Exercise: Answer with a single number stating how many lines of the entries below include the string "false".

=====

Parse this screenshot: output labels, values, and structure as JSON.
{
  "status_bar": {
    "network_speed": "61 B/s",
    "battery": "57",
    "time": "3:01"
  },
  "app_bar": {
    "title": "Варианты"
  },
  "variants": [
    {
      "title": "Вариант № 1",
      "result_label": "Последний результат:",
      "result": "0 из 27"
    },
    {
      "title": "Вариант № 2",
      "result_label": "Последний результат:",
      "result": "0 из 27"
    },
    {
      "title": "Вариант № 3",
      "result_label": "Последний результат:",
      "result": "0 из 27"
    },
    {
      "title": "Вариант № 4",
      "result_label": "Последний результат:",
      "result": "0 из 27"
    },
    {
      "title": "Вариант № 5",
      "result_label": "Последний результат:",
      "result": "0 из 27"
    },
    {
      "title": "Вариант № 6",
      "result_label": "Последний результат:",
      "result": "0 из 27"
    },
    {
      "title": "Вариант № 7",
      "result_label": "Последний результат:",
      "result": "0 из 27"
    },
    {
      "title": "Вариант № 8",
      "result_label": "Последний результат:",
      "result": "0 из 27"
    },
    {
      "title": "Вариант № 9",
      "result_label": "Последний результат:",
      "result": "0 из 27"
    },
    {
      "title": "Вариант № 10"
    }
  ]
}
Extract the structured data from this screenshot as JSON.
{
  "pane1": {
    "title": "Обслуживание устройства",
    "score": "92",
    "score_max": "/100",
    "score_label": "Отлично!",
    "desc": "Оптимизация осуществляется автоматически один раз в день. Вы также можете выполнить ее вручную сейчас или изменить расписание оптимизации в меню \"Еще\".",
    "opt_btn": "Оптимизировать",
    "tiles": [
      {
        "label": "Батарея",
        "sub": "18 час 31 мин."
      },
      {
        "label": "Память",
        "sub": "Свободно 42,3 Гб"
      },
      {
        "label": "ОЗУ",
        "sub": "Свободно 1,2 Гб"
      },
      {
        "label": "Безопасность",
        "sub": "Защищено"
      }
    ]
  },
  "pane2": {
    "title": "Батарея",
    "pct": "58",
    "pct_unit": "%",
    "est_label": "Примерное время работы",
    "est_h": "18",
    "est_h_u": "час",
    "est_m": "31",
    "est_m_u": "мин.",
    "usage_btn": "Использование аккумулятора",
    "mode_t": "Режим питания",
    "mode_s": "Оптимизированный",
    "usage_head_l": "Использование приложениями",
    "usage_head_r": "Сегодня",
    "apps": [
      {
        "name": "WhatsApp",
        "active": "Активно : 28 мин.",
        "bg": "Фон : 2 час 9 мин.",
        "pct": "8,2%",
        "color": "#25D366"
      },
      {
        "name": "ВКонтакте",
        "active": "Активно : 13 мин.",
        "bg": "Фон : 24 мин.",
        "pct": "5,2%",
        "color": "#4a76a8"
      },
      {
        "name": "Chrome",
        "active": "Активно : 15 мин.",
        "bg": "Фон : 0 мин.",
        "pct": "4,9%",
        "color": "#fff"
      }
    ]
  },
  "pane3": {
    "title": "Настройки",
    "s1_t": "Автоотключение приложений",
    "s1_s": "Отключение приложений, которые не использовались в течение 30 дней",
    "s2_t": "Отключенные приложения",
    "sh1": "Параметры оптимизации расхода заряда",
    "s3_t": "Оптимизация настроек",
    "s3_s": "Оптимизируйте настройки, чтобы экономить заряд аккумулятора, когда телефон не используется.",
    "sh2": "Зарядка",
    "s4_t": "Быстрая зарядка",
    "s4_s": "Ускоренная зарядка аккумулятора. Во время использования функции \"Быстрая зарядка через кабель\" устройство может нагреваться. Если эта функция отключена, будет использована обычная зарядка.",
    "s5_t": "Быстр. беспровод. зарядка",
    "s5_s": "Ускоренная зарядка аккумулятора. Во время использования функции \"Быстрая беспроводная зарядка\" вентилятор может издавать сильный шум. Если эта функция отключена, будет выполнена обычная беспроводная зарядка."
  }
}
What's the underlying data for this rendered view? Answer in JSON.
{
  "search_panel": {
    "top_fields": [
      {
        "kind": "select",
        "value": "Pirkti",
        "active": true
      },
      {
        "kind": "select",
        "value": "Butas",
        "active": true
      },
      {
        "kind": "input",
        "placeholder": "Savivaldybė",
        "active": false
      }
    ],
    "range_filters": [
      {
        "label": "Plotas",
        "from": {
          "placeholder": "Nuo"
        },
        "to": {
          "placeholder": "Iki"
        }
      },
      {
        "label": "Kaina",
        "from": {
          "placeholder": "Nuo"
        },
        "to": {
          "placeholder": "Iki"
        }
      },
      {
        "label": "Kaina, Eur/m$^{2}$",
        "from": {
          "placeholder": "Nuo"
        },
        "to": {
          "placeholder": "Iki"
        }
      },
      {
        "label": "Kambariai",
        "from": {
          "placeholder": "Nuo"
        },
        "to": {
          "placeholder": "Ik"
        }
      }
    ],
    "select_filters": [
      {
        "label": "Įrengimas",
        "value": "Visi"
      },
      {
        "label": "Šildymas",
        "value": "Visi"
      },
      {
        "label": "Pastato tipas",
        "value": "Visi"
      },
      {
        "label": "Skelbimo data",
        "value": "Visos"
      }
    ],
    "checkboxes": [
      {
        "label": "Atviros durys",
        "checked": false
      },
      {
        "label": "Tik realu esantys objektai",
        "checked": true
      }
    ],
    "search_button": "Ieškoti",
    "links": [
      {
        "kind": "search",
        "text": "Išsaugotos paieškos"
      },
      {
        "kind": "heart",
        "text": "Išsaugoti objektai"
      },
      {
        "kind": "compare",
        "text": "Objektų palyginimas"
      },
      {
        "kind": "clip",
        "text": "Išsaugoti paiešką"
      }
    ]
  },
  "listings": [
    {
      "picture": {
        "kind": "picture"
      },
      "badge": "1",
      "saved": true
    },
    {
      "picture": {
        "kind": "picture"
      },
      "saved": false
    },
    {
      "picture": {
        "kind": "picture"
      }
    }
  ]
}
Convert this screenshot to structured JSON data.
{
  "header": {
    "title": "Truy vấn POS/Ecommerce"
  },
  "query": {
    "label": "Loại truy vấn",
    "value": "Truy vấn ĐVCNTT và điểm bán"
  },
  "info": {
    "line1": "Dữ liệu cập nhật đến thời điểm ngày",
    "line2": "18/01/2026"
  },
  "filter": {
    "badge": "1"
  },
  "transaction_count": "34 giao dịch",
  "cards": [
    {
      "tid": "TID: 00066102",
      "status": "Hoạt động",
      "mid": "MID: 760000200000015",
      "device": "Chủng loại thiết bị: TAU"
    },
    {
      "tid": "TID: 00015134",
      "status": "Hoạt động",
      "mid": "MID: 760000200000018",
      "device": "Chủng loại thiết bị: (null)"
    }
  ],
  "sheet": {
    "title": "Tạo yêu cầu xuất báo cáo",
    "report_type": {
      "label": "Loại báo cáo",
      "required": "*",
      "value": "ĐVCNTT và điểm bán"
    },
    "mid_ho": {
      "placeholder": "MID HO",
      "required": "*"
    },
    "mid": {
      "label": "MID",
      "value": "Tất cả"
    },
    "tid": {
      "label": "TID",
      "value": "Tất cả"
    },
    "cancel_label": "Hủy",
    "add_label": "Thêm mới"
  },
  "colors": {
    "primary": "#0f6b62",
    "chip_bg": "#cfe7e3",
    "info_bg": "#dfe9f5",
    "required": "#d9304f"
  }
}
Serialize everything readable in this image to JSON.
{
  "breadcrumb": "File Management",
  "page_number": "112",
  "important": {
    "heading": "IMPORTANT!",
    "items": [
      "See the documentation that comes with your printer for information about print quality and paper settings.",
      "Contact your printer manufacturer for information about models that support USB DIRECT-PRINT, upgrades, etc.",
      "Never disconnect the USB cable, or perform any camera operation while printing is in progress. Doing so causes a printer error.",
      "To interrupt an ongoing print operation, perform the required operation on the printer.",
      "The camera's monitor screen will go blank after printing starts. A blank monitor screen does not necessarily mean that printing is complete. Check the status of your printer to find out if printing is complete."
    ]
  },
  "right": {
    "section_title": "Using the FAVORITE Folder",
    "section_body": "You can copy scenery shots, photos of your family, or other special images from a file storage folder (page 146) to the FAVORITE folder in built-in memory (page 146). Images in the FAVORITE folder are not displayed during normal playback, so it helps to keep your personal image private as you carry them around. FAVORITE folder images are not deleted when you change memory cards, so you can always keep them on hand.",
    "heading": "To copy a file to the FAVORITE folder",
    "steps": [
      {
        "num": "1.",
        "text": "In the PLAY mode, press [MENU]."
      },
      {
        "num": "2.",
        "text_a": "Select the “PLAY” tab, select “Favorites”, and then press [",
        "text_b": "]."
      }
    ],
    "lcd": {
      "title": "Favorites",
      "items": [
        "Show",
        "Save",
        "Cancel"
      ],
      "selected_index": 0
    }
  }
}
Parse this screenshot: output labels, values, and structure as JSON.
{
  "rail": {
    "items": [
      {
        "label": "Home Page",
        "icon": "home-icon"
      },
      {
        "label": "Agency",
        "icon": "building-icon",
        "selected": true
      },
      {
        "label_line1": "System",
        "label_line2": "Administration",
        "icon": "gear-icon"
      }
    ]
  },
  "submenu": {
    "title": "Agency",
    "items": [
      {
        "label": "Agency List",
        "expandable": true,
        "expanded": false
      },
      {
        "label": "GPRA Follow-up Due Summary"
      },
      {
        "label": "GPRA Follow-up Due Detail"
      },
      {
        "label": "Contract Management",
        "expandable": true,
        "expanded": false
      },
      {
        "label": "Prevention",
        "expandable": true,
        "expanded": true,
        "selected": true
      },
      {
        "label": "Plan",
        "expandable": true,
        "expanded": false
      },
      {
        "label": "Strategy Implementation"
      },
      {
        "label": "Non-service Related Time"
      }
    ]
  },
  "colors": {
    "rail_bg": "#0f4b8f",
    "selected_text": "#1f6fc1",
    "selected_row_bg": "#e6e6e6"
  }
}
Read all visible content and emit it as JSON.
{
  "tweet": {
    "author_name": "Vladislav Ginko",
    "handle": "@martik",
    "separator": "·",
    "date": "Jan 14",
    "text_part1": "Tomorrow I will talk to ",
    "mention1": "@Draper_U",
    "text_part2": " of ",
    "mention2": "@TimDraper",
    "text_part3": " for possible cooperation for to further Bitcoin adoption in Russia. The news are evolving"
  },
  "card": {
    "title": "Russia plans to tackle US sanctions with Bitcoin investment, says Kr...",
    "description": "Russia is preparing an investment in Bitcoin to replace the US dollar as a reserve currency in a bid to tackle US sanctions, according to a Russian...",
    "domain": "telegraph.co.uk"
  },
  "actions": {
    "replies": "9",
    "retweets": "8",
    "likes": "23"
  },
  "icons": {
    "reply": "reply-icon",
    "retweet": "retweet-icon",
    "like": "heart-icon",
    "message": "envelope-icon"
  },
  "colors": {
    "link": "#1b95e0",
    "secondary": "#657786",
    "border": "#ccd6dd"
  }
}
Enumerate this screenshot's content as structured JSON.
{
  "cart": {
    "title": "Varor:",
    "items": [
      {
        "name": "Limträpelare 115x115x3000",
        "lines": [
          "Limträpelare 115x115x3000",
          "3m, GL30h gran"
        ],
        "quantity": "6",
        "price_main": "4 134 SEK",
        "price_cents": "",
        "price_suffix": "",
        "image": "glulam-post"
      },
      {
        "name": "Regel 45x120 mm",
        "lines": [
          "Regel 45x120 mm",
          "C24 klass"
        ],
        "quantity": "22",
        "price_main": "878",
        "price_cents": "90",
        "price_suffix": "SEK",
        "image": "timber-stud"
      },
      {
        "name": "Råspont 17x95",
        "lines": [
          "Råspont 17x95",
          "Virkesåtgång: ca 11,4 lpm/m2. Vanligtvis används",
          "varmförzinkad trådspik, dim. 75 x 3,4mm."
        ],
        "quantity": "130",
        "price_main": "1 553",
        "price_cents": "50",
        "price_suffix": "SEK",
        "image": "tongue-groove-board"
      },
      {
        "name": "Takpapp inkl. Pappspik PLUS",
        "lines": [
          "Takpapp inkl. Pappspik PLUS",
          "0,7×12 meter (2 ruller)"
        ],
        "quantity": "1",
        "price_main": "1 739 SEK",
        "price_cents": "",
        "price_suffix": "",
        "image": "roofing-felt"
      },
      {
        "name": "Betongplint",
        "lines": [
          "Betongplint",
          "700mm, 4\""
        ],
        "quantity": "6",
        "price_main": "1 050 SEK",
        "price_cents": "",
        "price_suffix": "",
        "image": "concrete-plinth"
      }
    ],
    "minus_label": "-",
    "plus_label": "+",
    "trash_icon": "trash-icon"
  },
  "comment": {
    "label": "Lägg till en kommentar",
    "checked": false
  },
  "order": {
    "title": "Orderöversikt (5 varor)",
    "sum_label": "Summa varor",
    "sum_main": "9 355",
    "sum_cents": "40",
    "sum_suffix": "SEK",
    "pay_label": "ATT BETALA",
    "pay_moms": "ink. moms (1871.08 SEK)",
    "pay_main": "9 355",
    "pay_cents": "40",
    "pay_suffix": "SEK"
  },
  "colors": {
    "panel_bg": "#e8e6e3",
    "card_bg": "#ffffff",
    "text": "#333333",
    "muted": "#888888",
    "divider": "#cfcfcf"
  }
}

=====

Answer to this problem: 7